Claims by Chinese and Hong Kong officials that the huge protests of the last week were instigated by “foreign forces”, rather than Hong Kongers fighting for their rights, are laughable.
However, the Hong Kong government’s decision on Saturday to suspend the hated extradition bill will ease the squeeze that Beijing is facing from said “foreign forces” or international governments, as those who are not Marxist-Leninists prefer to say.
This humiliating climbdown, which will have required sign-off at the highest levels of the Chinese Communist Party, also takes some international heat off Beijing when it is fighting many fires at once.

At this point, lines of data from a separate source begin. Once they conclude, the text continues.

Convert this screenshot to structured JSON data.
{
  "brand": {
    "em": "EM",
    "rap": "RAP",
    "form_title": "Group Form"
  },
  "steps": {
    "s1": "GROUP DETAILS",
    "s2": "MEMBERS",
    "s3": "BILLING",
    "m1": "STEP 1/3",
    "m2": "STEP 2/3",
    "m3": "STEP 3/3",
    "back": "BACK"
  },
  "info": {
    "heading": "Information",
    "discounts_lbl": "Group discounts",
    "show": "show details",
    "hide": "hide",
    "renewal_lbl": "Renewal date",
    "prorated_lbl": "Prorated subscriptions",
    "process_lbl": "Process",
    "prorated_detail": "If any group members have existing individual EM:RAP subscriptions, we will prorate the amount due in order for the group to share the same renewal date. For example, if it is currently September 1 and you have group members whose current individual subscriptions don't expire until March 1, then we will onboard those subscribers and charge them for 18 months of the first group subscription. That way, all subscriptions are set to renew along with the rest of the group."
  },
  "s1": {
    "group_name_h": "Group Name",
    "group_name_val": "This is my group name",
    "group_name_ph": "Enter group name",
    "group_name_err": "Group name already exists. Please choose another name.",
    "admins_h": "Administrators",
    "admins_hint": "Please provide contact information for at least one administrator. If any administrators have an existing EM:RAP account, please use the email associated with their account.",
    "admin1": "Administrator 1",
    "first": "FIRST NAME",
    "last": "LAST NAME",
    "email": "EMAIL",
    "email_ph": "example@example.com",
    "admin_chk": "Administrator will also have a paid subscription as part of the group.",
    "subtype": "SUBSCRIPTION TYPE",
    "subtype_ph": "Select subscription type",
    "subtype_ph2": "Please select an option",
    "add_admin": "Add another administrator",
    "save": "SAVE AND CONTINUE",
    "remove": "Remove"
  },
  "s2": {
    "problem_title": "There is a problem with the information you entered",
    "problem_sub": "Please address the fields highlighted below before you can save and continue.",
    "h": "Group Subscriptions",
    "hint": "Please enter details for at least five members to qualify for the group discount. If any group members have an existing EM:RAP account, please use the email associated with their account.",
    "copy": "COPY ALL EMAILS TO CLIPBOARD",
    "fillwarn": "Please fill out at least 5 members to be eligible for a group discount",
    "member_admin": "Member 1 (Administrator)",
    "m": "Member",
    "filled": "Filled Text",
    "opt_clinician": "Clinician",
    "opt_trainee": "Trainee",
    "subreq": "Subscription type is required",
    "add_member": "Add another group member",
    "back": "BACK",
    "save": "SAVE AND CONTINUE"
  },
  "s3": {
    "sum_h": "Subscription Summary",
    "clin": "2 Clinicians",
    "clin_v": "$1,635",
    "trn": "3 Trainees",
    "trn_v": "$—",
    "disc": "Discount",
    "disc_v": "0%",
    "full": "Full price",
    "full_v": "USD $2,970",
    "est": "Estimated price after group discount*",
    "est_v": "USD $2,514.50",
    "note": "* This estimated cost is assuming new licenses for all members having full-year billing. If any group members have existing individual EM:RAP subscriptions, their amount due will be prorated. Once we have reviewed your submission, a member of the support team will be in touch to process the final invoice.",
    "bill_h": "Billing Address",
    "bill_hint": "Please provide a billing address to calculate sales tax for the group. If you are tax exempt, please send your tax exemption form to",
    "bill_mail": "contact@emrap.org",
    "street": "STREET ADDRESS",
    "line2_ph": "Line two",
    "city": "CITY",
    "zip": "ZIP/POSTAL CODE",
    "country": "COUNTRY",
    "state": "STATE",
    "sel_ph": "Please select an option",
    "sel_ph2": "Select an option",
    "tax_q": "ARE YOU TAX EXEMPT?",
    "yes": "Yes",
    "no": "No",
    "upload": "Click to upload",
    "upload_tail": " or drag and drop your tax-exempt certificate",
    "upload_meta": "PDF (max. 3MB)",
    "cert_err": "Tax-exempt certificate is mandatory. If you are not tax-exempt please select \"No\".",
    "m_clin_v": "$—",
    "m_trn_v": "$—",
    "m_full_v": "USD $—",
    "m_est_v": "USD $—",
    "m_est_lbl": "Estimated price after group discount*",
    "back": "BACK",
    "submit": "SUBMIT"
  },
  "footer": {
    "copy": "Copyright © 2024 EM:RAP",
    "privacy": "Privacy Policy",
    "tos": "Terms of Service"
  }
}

China had come under intense outside pressure over the bill, which would have allowed people in semi-autonomous Hong Kong to be extradited to mainland China for the first time. It was roundly condemned by Washington and US lawmakers, including House Speaker Nancy Pelosi, who called it “horrific”, and criticised by other Western governments including Australia, Canada, the United Kingdom and the European Union. Senior US lawmakers even introduced a bill that threatened to revoke some of Hong Kong’s special trade privileges if the extradition proposal came into effect.
Most initial assessments have argued that Carrie Lam, the Hong Kong leader who is appointed by Beijing, dropped the bill because of pressure from the streets and the fear of more violent clashes between police and (mostly young) protesters. That was certainly a factor.
But this humiliating climbdown, which will have required sign-off at the highest levels of the Chinese Communist Party, also takes some international heat off Beijing when it is fighting many fires at once. Foreign ministers from Australia and the UK, who are looking to cool tensions with China rather than inflame them, have already welcomed the decision to drop the bill.
China’s President Xi Jinping is in the midst of a trade and technology war with the US and pondering whether or not to meet Donald Trump at the G20 in Osaka later this month in a last-ditch effort to come to a negotiated settlement. The last thing he needed was to give the US, and other Western countries, another stick to beat China.
Another external issue was Taiwan, where presidential and legislative elections are due in January. Beijing holds out Hong Kong’s One Country, Two Systems arrangement as the model for eventual unification with Taiwan, which it claims as its own. But President Tsai Ing-wen was using the extradition bill, and the massive protests in Hong Kong, to highlight once again why her country must keep its distance from China if it is to remain a vibrant democracy. Even presidential candidates from the more China-friendly opposition party, the Kuomintang, felt compelled to speak out against the Chinese government because of the events in Hong Kong.
It helped, of course, that the extradition bill was not a core issue for the Chinese Communist Party. While it supported the bill, which would have allowed it to detain corrupt businessmen and political enemies in Hong Kong without the need for messy kidnappings, it does not seem to have been instigated it. And Beijing can use Lam as a shield to absorb criticism over the climbdown.
Still, the dropping of the bill shows that, contrary to what many analysts say, China is not impervious to external pressure.